■ What you need to do
Would you please repeat the data that follows, exactly as it reads?

■ Task input
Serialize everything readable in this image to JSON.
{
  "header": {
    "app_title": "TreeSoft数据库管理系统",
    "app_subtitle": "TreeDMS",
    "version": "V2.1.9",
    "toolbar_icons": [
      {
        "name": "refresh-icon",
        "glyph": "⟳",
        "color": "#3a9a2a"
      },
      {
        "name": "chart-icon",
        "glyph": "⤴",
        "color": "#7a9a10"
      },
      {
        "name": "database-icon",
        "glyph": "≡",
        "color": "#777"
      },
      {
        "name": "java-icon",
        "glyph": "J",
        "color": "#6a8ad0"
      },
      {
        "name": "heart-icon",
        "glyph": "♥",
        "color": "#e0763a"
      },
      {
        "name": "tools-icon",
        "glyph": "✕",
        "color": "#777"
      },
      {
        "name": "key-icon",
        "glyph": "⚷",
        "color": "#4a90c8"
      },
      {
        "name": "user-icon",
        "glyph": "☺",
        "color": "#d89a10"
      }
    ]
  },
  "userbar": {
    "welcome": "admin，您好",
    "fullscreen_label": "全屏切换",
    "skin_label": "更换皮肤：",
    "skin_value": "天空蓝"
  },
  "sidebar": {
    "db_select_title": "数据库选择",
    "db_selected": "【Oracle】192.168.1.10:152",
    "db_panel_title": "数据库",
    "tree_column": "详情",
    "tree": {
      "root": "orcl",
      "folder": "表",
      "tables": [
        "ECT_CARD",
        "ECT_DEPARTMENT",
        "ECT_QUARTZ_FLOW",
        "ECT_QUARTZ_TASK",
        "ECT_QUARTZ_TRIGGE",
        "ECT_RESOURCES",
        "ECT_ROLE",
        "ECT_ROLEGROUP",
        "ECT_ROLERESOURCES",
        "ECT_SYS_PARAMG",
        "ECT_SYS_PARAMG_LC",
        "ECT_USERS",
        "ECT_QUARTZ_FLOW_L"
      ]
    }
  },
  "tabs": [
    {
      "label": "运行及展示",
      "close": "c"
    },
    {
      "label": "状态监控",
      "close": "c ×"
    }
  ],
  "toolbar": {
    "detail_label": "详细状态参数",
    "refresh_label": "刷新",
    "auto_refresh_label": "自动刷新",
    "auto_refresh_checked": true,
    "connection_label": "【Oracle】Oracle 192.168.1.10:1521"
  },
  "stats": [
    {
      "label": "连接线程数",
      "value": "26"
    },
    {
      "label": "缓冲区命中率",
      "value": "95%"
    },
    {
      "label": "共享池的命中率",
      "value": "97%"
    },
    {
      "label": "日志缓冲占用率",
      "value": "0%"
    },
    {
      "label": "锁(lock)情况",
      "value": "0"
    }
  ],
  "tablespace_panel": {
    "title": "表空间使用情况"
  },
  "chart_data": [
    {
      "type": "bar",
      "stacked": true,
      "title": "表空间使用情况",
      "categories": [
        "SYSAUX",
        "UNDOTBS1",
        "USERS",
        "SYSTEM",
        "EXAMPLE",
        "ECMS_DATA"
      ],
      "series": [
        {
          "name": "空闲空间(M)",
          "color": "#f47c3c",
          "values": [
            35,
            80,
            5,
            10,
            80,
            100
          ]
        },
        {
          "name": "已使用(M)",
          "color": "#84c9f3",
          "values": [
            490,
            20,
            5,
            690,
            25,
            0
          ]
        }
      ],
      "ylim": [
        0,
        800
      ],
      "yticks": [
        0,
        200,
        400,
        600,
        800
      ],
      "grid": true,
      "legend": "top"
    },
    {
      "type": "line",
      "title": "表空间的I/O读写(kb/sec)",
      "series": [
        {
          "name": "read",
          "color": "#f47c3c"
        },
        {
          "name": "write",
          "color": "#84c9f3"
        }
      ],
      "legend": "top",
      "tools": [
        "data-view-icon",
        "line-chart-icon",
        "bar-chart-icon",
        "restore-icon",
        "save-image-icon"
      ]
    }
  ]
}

■ Result below
Serialize everything readable in this image to JSON.
{
  "header": {
    "app_title": "TreeSoft数据库管理系统",
    "app_subtitle": "TreeDMS",
    "version": "V2.1.9",
    "toolbar_icons": [
      {
        "name": "refresh-icon",
        "glyph": "⟳",
        "color": "#3a9a2a"
      },
      {
        "name": "chart-icon",
        "glyph": "⤴",
        "color": "#7a9a10"
      },
      {
        "name": "database-icon",
        "glyph": "≡",
        "color": "#777"
      },
      {
        "name": "java-icon",
        "glyph": "J",
        "color": "#6a8ad0"
      },
      {
        "name": "heart-icon",
        "glyph": "♥",
        "color": "#e0763a"
      },
      {
        "name": "tools-icon",
        "glyph": "✕",
        "color": "#777"
      },
      {
        "name": "key-icon",
        "glyph": "⚷",
        "color": "#4a90c8"
      },
      {
        "name": "user-icon",
        "glyph": "☺",
        "color": "#d89a10"
      }
    ]
  },
  "userbar": {
    "welcome": "admin，您好",
    "fullscreen_label": "全屏切换",
    "skin_label": "更换皮肤：",
    "skin_value": "天空蓝"
  },
  "sidebar": {
    "db_select_title": "数据库选择",
    "db_selected": "【Oracle】192.168.1.10:152",
    "db_panel_title": "数据库",
    "tree_column": "详情",
    "tree": {
      "root": "orcl",
      "folder": "表",
      "tables": [
        "ECT_CARD",
        "ECT_DEPARTMENT",
        "ECT_QUARTZ_FLOW",
        "ECT_QUARTZ_TASK",
        "ECT_QUARTZ_TRIGGE",
        "ECT_RESOURCES",
        "ECT_ROLE",
        "ECT_ROLEGROUP",
        "ECT_ROLERESOURCES",
        "ECT_SYS_PARAMG",
        "ECT_SYS_PARAMG_LC",
        "ECT_USERS",
        "ECT_QUARTZ_FLOW_L"
      ]
    }
  },
  "tabs": [
    {
      "label": "运行及展示",
      "close": "c"
    },
    {
      "label": "状态监控",
      "close": "c ×"
    }
  ],
  "toolbar": {
    "detail_label": "详细状态参数",
    "refresh_label": "刷新",
    "auto_refresh_label": "自动刷新",
    "auto_refresh_checked": true,
    "connection_label": "【Oracle】Oracle 192.168.1.10:1521"
  },
  "stats": [
    {
      "label": "连接线程数",
      "value": "26"
    },
    {
      "label": "缓冲区命中率",
      "value": "95%"
    },
    {
      "label": "共享池的命中率",
      "value": "97%"
    },
    {
      "label": "日志缓冲占用率",
      "value": "0%"
    },
    {
      "label": "锁(lock)情况",
      "value": "0"
    }
  ],
  "tablespace_panel": {
    "title": "表空间使用情况"
  },
  "chart_data": [
    {
      "type": "bar",
      "stacked": true,
      "title": "表空间使用情况",
      "categories": [
        "SYSAUX",
        "UNDOTBS1",
        "USERS",
        "SYSTEM",
        "EXAMPLE",
        "ECMS_DATA"
      ],
      "series": [
        {
          "name": "空闲空间(M)",
          "color": "#f47c3c",
          "values": [
            35,
            80,
            5,
            10,
            80,
            100
          ]
        },
        {
          "name": "已使用(M)",
          "color": "#84c9f3",
          "values": [
            490,
            20,
            5,
            690,
            25,
            0
          ]
        }
      ],
      "ylim": [
        0,
        800
      ],
      "yticks": [
        0,
        200,
        400,
        600,
        800
      ],
      "grid": true,
      "legend": "top"
    },
    {
      "type": "line",
      "title": "表空间的I/O读写(kb/sec)",
      "series": [
        {
          "name": "read",
          "color": "#f47c3c"
        },
        {
          "name": "write",
          "color": "#84c9f3"
        }
      ],
      "legend": "top",
      "tools": [
        "data-view-icon",
        "line-chart-icon",
        "bar-chart-icon",
        "restore-icon",
        "save-image-icon"
      ]
    }
  ]
}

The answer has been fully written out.